"In Russia Vodka makes everything out of anything." - KGB - proof of awesome devs
"Oh no, you've got it wrong. It's not "everyone", it's about JeeWeeJ, the impersonation of evil on this forums..." - Ariecho


ScarredJosh #16 Posted 04 October 2013 - 07:12 AM

    Master Chief Petty Officer

  • Members
  • 200
  • Member since:
    08-09-2012
Scharnhorst is such a beautiful design. It will be one of my favorite ships to play.
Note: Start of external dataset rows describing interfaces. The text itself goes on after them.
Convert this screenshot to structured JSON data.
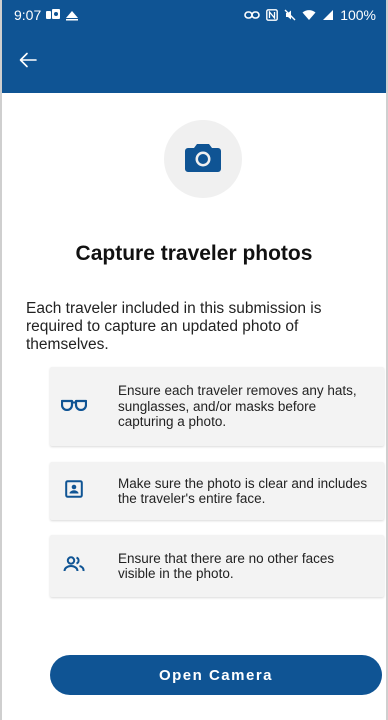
{
  "status_bar": {
    "time": "9:07",
    "battery": "100%"
  },
  "header": {
    "back_icon": "arrow-left-icon",
    "color": "#0f5494"
  },
  "hero": {
    "icon": "camera-icon"
  },
  "title": "Capture traveler photos",
  "intro": "Each traveler included in this submission is required to capture an updated photo of themselves.",
  "tips": [
    {
      "icon": "glasses-icon",
      "text": "Ensure each traveler removes any hats, sunglasses, and/or masks before capturing a photo."
    },
    {
      "icon": "portrait-icon",
      "text": "Make sure the photo is clear and includes the traveler's entire face."
    },
    {
      "icon": "people-icon",
      "text": "Ensure that there are no other faces visible in the photo."
    }
  ],
  "primary_button": {
    "label": "Open Camera"
  }
}
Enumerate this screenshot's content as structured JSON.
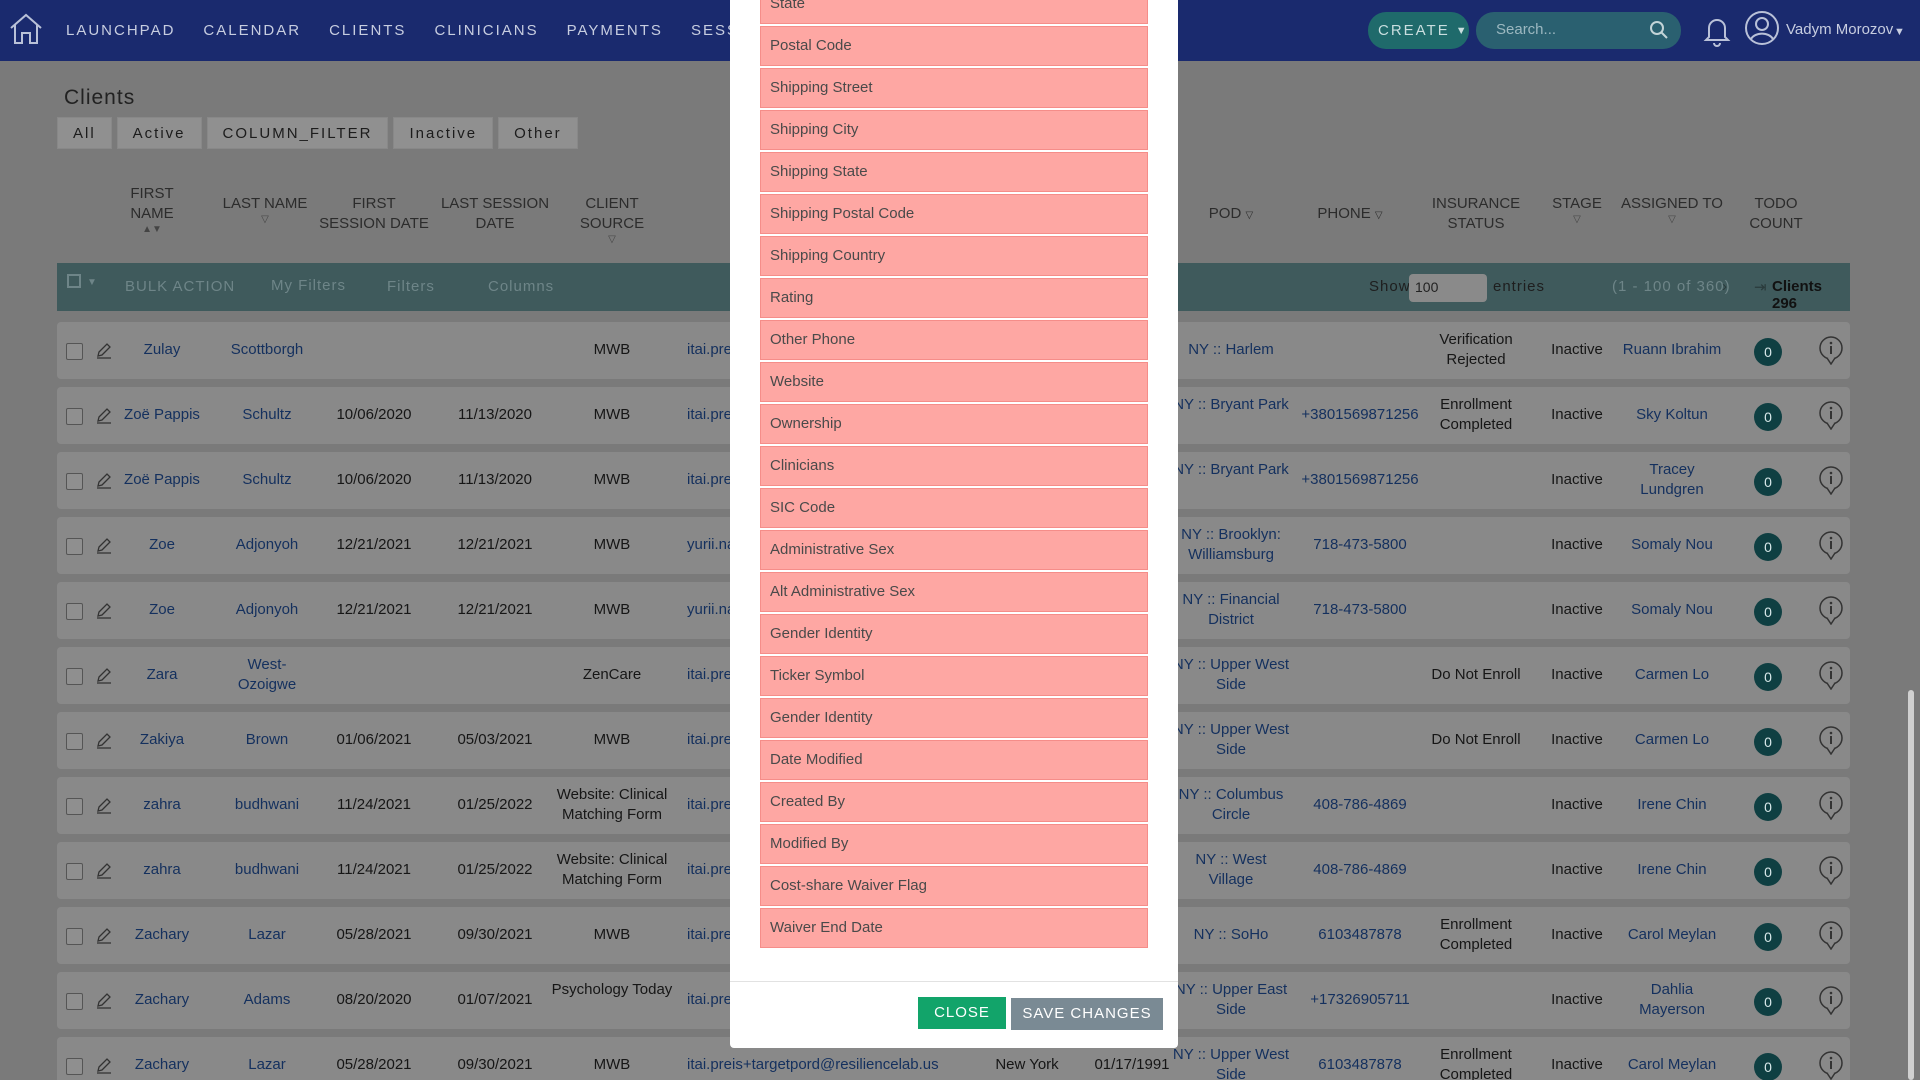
{
  "nav": {
    "links": [
      "LAUNCHPAD",
      "CALENDAR",
      "CLIENTS",
      "CLINICIANS",
      "PAYMENTS",
      "SESSIONS"
    ],
    "create_label": "CREATE",
    "search_placeholder": "Search...",
    "username": "Vadym Morozov"
  },
  "page": {
    "title": "Clients",
    "filter_tabs": [
      "All",
      "Active",
      "COLUMN_FILTER",
      "Inactive",
      "Other"
    ]
  },
  "table": {
    "headers": {
      "first_name": "FIRST NAME",
      "last_name": "LAST NAME",
      "first_session": "FIRST SESSION DATE",
      "last_session": "LAST SESSION DATE",
      "client_source": "CLIENT SOURCE",
      "pod": "POD",
      "phone": "PHONE",
      "insurance_status": "INSURANCE STATUS",
      "stage": "STAGE",
      "assigned_to": "ASSIGNED TO",
      "todo_count": "TODO COUNT"
    },
    "toolbar": {
      "bulk_action": "BULK ACTION",
      "my_filters": "My Filters",
      "filters": "Filters",
      "columns": "Columns",
      "show": "Show",
      "entries_value": "100",
      "entries": "entries",
      "range": "(1 - 100 of 360)",
      "clients_count": "Clients 296"
    },
    "rows": [
      {
        "first": "Zulay",
        "last": "Scottborgh",
        "fs": "",
        "ls": "",
        "source": "MWB",
        "email": "itai.pre",
        "state": "",
        "dob": "",
        "pod": "NY :: Harlem",
        "phone": "",
        "ins": "Verification Rejected",
        "stage": "Inactive",
        "assigned": "Ruann Ibrahim",
        "todo": "0"
      },
      {
        "first": "Zoë Pappis",
        "last": "Schultz",
        "fs": "10/06/2020",
        "ls": "11/13/2020",
        "source": "MWB",
        "email": "itai.pre",
        "state": "",
        "dob": "",
        "pod": "NY :: Bryant Park",
        "phone": "+3801569871256",
        "ins": "Enrollment Completed",
        "stage": "Inactive",
        "assigned": "Sky Koltun",
        "todo": "0"
      },
      {
        "first": "Zoë Pappis",
        "last": "Schultz",
        "fs": "10/06/2020",
        "ls": "11/13/2020",
        "source": "MWB",
        "email": "itai.pre",
        "state": "",
        "dob": "",
        "pod": "NY :: Bryant Park",
        "phone": "+3801569871256",
        "ins": "",
        "stage": "Inactive",
        "assigned": "Tracey Lundgren",
        "todo": "0"
      },
      {
        "first": "Zoe",
        "last": "Adjonyoh",
        "fs": "12/21/2021",
        "ls": "12/21/2021",
        "source": "MWB",
        "email": "yurii.na",
        "state": "",
        "dob": "",
        "pod": "NY :: Brooklyn: Williamsburg",
        "phone": "718-473-5800",
        "ins": "",
        "stage": "Inactive",
        "assigned": "Somaly Nou",
        "todo": "0"
      },
      {
        "first": "Zoe",
        "last": "Adjonyoh",
        "fs": "12/21/2021",
        "ls": "12/21/2021",
        "source": "MWB",
        "email": "yurii.na",
        "state": "",
        "dob": "",
        "pod": "NY :: Financial District",
        "phone": "718-473-5800",
        "ins": "",
        "stage": "Inactive",
        "assigned": "Somaly Nou",
        "todo": "0"
      },
      {
        "first": "Zara",
        "last": "West-Ozoigwe",
        "fs": "",
        "ls": "",
        "source": "ZenCare",
        "email": "itai.pre",
        "state": "",
        "dob": "",
        "pod": "NY :: Upper West Side",
        "phone": "",
        "ins": "Do Not Enroll",
        "stage": "Inactive",
        "assigned": "Carmen Lo",
        "todo": "0"
      },
      {
        "first": "Zakiya",
        "last": "Brown",
        "fs": "01/06/2021",
        "ls": "05/03/2021",
        "source": "MWB",
        "email": "itai.pre",
        "state": "",
        "dob": "",
        "pod": "NY :: Upper West Side",
        "phone": "",
        "ins": "Do Not Enroll",
        "stage": "Inactive",
        "assigned": "Carmen Lo",
        "todo": "0"
      },
      {
        "first": "zahra",
        "last": "budhwani",
        "fs": "11/24/2021",
        "ls": "01/25/2022",
        "source": "Website: Clinical Matching Form",
        "email": "itai.pre",
        "state": "",
        "dob": "",
        "pod": "NY :: Columbus Circle",
        "phone": "408-786-4869",
        "ins": "",
        "stage": "Inactive",
        "assigned": "Irene Chin",
        "todo": "0"
      },
      {
        "first": "zahra",
        "last": "budhwani",
        "fs": "11/24/2021",
        "ls": "01/25/2022",
        "source": "Website: Clinical Matching Form",
        "email": "itai.pre",
        "state": "",
        "dob": "",
        "pod": "NY :: West Village",
        "phone": "408-786-4869",
        "ins": "",
        "stage": "Inactive",
        "assigned": "Irene Chin",
        "todo": "0"
      },
      {
        "first": "Zachary",
        "last": "Lazar",
        "fs": "05/28/2021",
        "ls": "09/30/2021",
        "source": "MWB",
        "email": "itai.pre",
        "state": "",
        "dob": "",
        "pod": "NY :: SoHo",
        "phone": "6103487878",
        "ins": "Enrollment Completed",
        "stage": "Inactive",
        "assigned": "Carol Meylan",
        "todo": "0"
      },
      {
        "first": "Zachary",
        "last": "Adams",
        "fs": "08/20/2020",
        "ls": "01/07/2021",
        "source": "Psychology Today",
        "email": "itai.pre",
        "state": "",
        "dob": "",
        "pod": "NY :: Upper East Side",
        "phone": "+17326905711",
        "ins": "",
        "stage": "Inactive",
        "assigned": "Dahlia Mayerson",
        "todo": "0"
      },
      {
        "first": "Zachary",
        "last": "Lazar",
        "fs": "05/28/2021",
        "ls": "09/30/2021",
        "source": "MWB",
        "email": "itai.preis+targetpord@resiliencelab.us",
        "state": "New York",
        "dob": "01/17/1991",
        "pod": "NY :: Upper West Side",
        "phone": "6103487878",
        "ins": "Enrollment Completed",
        "stage": "Inactive",
        "assigned": "Carol Meylan",
        "todo": "0"
      }
    ]
  },
  "modal": {
    "columns": [
      "State",
      "Postal Code",
      "Shipping Street",
      "Shipping City",
      "Shipping State",
      "Shipping Postal Code",
      "Shipping Country",
      "Rating",
      "Other Phone",
      "Website",
      "Ownership",
      "Clinicians",
      "SIC Code",
      "Administrative Sex",
      "Alt Administrative Sex",
      "Gender Identity",
      "Ticker Symbol",
      "Gender Identity",
      "Date Modified",
      "Created By",
      "Modified By",
      "Cost-share Waiver Flag",
      "Waiver End Date"
    ],
    "close_label": "CLOSE",
    "save_label": "SAVE CHANGES"
  },
  "colors": {
    "nav_bg": "#1a2a6e",
    "column_item_bg": "#fea7a3",
    "close_button": "#12a46a",
    "save_button": "#7a8a94",
    "todo_badge": "#0f3f42"
  }
}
I cant wait.

RutgerS #17 Posted 04 October 2013 - 08:17 AM

    Lieutenant Commander

  • Alpha Tester
  • 2,479
  • Member since:
    08-09-2012
Another day, another interesting read!

When will you guys introduce the Narrated by Morgan Freeman function?  :glasses:


Ariecho #18 Posted 04 October 2013 - 01:16 PM

    Captain

  • Alpha Tester
  • 5,381
  • Member since:
    08-09-2012

View PostRutgerS, on 04 October 2013 - 08:17 AM, said:

Another day, another interesting read!

When will you guys introduce the Narrated by Morgan Freeman function?  :glasses:

His lawyers are talking to our lawyers...


Discussing with a British officer: "You French fight for money, while we British fight for honour." "Sir, a man fights for what he lacks the most."
Robert Surcouf (French Corsair)


Ariecho #19 Posted 04 October 2013 - 01:24 PM

    Captain

  • Alpha Tester
  • 5,381
  • Member since:
    08-09-2012

View PostColdt, on 03 October 2013 - 07:59 PM, said:

The most disappointing thing about the sinking of the Lexington, at least to me, isn't the actual sinking of the Lexington, it's what was done with her sister ship Saratoga. The U.S. has a tendency to put its most celebrated and decorated of creations to a less than dignifying end.  The Saratoga and Enterprise CV-6 should still be floating today.
It's really a shame that we don't have a Lexington class ship to enjoy and marvel at today for the sheer power of its history.

I would agree with you.


Discussing with a British officer: "You French fight for money, while we British fight for honour." "Sir, a man fights for what he lacks the most."
Robert Surcouf (French Corsair)


Wolcott #20 Posted 26 December 2013 - 02:51 PM

    Master Chief Petty Officer

  • Members
  • 372
  • Member since:
    12-30-2012

Today marks the 70th anniversary of the Battle of North Cape. Remembering the men from both sides who died that day.


HMS Prince of Wales - "Ich Dien"